“Early in the pandemic, there was a clear shortage of the nasopharyngeal swab so the swabs that you know people use and they go right back in your nose just like that,” Dr. Amy Mathers, an infectious disease physician at UVA, said.
Of the 75,000 tests, 60,000 swabs will be produced and distributed throughout Virginia each week to meet a growing need. Another 15,000 will stay at UVA Health.
Mathers says mass production of the testing device will help meet the state’s growing need.
“To control the pandemic, we need to have testing readily available, especially to people who have symptoms - as soon as they have symptoms - because we need to understand that if that person has COVID, who was around them and get them isolated and supported as soon as possible,” Mathers said.
William Guilford of UVA Engineering helped design the swabs. He started by making them with a 3D printer.
“The demand kept going up and up and up. And 3D printing, while it’s great for a short-term thing, is terrible for large qualities. And the other problem is, is that, these 3D printed things were brittle and the last thing you want for a nasopharyngeal swab is to break off inside your nose,” Guilford said.
After several trials, the team was able to get their prototype approved by the FDA.
“It took us all tolled about two to three months, and I would say that’s a really accelerated timeline for clearing a medical device, if I’m honest about it, but times are desperate and things need to be cleared quickly,” Mathers said.
Now the team is partnering with private companies and the Virginia Department of Health to manufacture and distribute the swabs.
“The design works and I’m thrilled that I am able to take a step back so that our clinicians can go ahead and do what they do. That was the whole goal from the beginning,” Guilford said.
Even though the swabs won’t solve all the testing needs, Dr. Mathers says it’s a huge step in the right direction.

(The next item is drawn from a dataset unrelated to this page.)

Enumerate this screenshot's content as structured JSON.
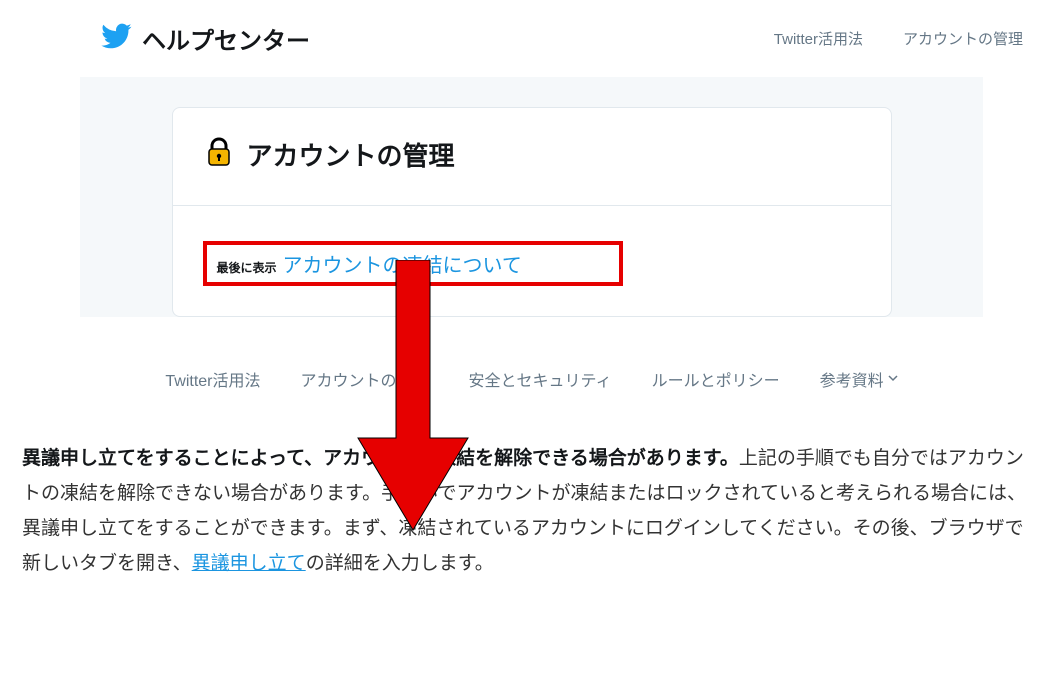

“You still need all the chemicals to run the test and you still need enough machines to run the tests on so those bottlenecks haven’t been taken care of this with this but hopefully this is one less thing that will stall testing and will allow the state of Virginia to expand their testing,” Mathers said.